The theft of 4×4 caravans was once a major problem in the United Kingdom. It has decreased in prevalence, but it still remains a fact that over one thousand and six hundred caravans are stolen in the United Kingdom every year, with only about four per cent, or just over sixty are ever found again and returned to the owner after being stolen. One way to help keep thieves away from your caravan is to fit a coupling lock which will prevent anyone intending to steal your caravan from lifting the coupling latch, which will prevent the caravan from being released when it is attached to the car that is towing it, and from being towed by a car once it has been uncoupled and locked.

A universal make of coupling lock is also available which will prevent the caravan from being coupled by placing a tow ball attached to a lockable bar in the coupling, thus preventing it from being coupled to a prospective thief’s car. If you feel that a greater level of security is required, a wheel clamp might be an option to consider. By contrast, a quick option that may have to suffice if you are caught out while on holiday to secure your caravan lest it be one of the one thousand, six hundred stolen 4×4 camper trailers for sale each year is a chain and padlock. Also consider having the VIN and licence plate number permanently engraved in various places inside the caravan, as thieves will alter these when trying to sell a stolen caravan. Invisible ink that only shows up under ultraviolet light is a good option.
One option that would not have been practical in the past for securing your 4×4 offroad camper is a GPS tracking device. These can easily be acquired for under two hundred dollars and tracked through a dedicated website or smart phone app. If you want guaranteed piece of mind regarding the security of your caravan, these are by far the best option. About the size of a key chain, they can easily be concealed somewhere in your caravan, and a motion sensor will activate the tracking feature only once the caravan begins to move.
This means that a GPS tracker is ideal as a form of security when your crossover trailer is at your destination caravan park or camp site, or when it is parked while you are at home but is less useful in cases where caravans have been stolen from servos and other places on the way to and from holiday spots. Luckily, these kinds of thefts are comparatively rare when considered alongside the number of caravans stolen from caravan parks and from homes. For this reason, it’s a good idea to invest in secure parking for your strong tough camper at home if this is at all possible.

If you have ever been diving in the freezing cold waters of the North Atlantic or the Pacific then you will know that a wetsuit is a lifesaver in these conditions. Wetsuits are not meant to keep your body dry, in fact you get as wet as ever in a wetsuit, but wetsuits are designed to keep you warm in waters that would otherwise very much kill you, or at least have a good attempt at it.It only seems natural then that we should learn more about the history of wetsuits.

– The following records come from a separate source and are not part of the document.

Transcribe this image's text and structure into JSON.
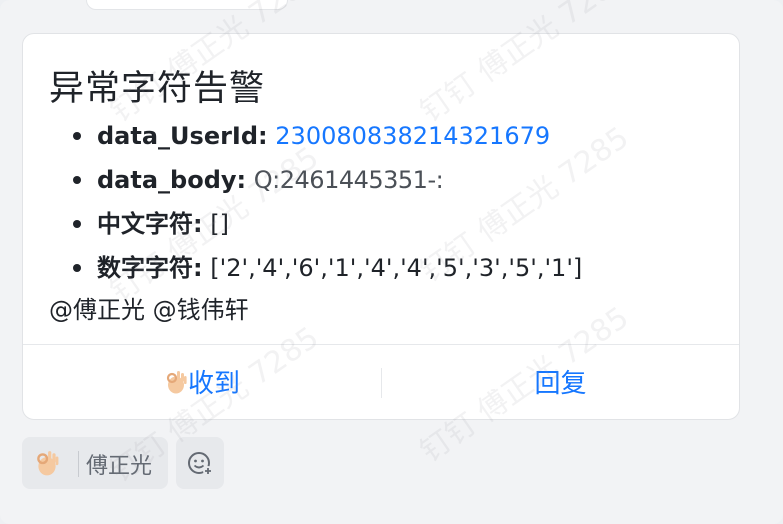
{
  "card": {
    "title": "异常字符告警",
    "fields": [
      {
        "key": "data_UserId:",
        "value": "230080838214321679",
        "style": "link"
      },
      {
        "key": "data_body:",
        "value": "Q:2461445351-:",
        "style": "obscured"
      },
      {
        "key": "中文字符:",
        "value": "[]",
        "style": "plain"
      },
      {
        "key": "数字字符:",
        "value": "['2','4','6','1','4','4','5','3','5','1']",
        "style": "plain"
      }
    ],
    "mentions": "@傅正光 @钱伟轩",
    "actions": {
      "ack_label": "收到",
      "reply_label": "回复"
    }
  },
  "reaction": {
    "icon": "ok-hand-icon",
    "user": "傅正光"
  },
  "add_reaction_icon": "add-emoji-icon",
  "watermark": "钉钉 傅正光 7285",
  "colors": {
    "link": "#1677ff",
    "text": "#1f2329",
    "muted": "#646a73"
  }
}
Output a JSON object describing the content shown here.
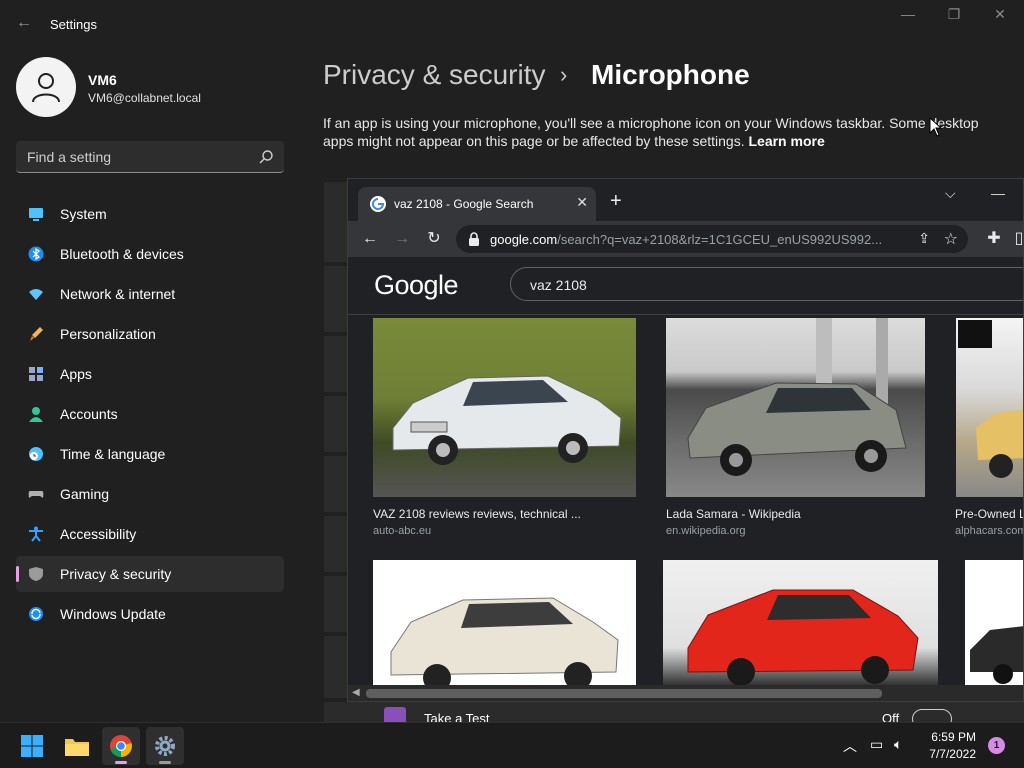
{
  "settings_window": {
    "title": "Settings",
    "user": {
      "name": "VM6",
      "email": "VM6@collabnet.local"
    },
    "search_placeholder": "Find a setting",
    "nav": [
      {
        "label": "System",
        "icon": "monitor-icon",
        "color": "#4cc2ff"
      },
      {
        "label": "Bluetooth & devices",
        "icon": "bluetooth-icon",
        "color": "#1f8ff0"
      },
      {
        "label": "Network & internet",
        "icon": "wifi-icon",
        "color": "#5ec6ff"
      },
      {
        "label": "Personalization",
        "icon": "brush-icon",
        "color": "#f7a34b"
      },
      {
        "label": "Apps",
        "icon": "apps-icon",
        "color": "#9aa7c7"
      },
      {
        "label": "Accounts",
        "icon": "person-icon",
        "color": "#35c49a"
      },
      {
        "label": "Time & language",
        "icon": "clock-globe-icon",
        "color": "#4cc2ff"
      },
      {
        "label": "Gaming",
        "icon": "gamepad-icon",
        "color": "#b0b0b0"
      },
      {
        "label": "Accessibility",
        "icon": "accessibility-icon",
        "color": "#3aa0ff"
      },
      {
        "label": "Privacy & security",
        "icon": "shield-icon",
        "color": "#9a9a9a",
        "active": true
      },
      {
        "label": "Windows Update",
        "icon": "update-icon",
        "color": "#1f8ff0"
      }
    ],
    "breadcrumb": {
      "parent": "Privacy & security",
      "separator": "›",
      "current": "Microphone"
    },
    "description": "If an app is using your microphone, you'll see a microphone icon on your Windows taskbar. Some desktop apps might not appear on this page or be affected by these settings.",
    "learn_more": "Learn more",
    "peek_row": {
      "label": "Take a Test",
      "state": "Off"
    }
  },
  "chrome": {
    "tab_title": "vaz 2108 - Google Search",
    "url_domain": "google.com",
    "url_path": "/search?q=vaz+2108&rlz=1C1GCEU_enUS992US992...",
    "logo": "Google",
    "query": "vaz 2108",
    "results": [
      {
        "title": "VAZ 2108 reviews reviews, technical ...",
        "source": "auto-abc.eu"
      },
      {
        "title": "Lada Samara - Wikipedia",
        "source": "en.wikipedia.org"
      },
      {
        "title": "Pre-Owned L",
        "source": "alphacars.com"
      }
    ]
  },
  "taskbar": {
    "time": "6:59 PM",
    "date": "7/7/2022",
    "notifications": "1"
  },
  "colors": {
    "accent": "#e3a0e4",
    "settings_bg": "#202020",
    "chrome_bg": "#202124"
  }
}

After all, when you think about it wetsuits have probably saved your life on more than one occasion if you have been diving in freezing cold waters. So let’s take a closer look at wetsuits and where they come from. Redirected here is the history of a wetsuit and other more information. 
1951Yes the invention of the wetsuit was in 1951 which means that prior to 1951 divers were either diving without the aid of a wetsuit or they were not diving at all in fear for their lives. This is not strictly true though because prior to 1951 there were quite a few patent applications made to the US Patent Department which sound suspiciously like a design for a wetsuit. In 1947, for example, a man named Harvey Williams of Connecticut filed a patent for a “one-piece, step-in and slip-over-the-head” diving suit design, a wetsuit, which would keep the water out and radiate heat around the body. Prior to this the earliest wetsuit design was patented in 1927 by Thomas Edgar Aud who’s designs were actually more of a lifesaving surf board suit than a wetsuit but who none the less had the idea as early as 1927.
Hugh BradnerThe credit for the modern wetsuit though goes to Hugh Bradner who, as we have already established, created the wetsuit in 1951. Where Bradner’s wetsuit designs differed to the other wetsuit designs of the past, and where Bradner really deserves to take the credit, was figuring out that neoprene was a fantastic insulator and a great material to use for a wetsuit. To be fair to some of the others neoprene was only created in 1930 so Aud, for example, would not have known about its capabilities but Bradner was still the one who took it and applied to a wetsuit.Also the designs of other wetsuits differed from Bradner’s as the others tried to keep the water from getting into the wetsuit and covering the body, whereas Bradner realised that letting the water in was the best way forward and not letting the heat escape was the key factor.
It is also important to remember that Bradner did not invent neoprene nor did he invent an insulated suit that could save your life whilst you were in the water. What he did was create a wetsuit that kept you warm whilst diving and took the technology of neoprene and added to the wetsuit to make the wetsuit even better.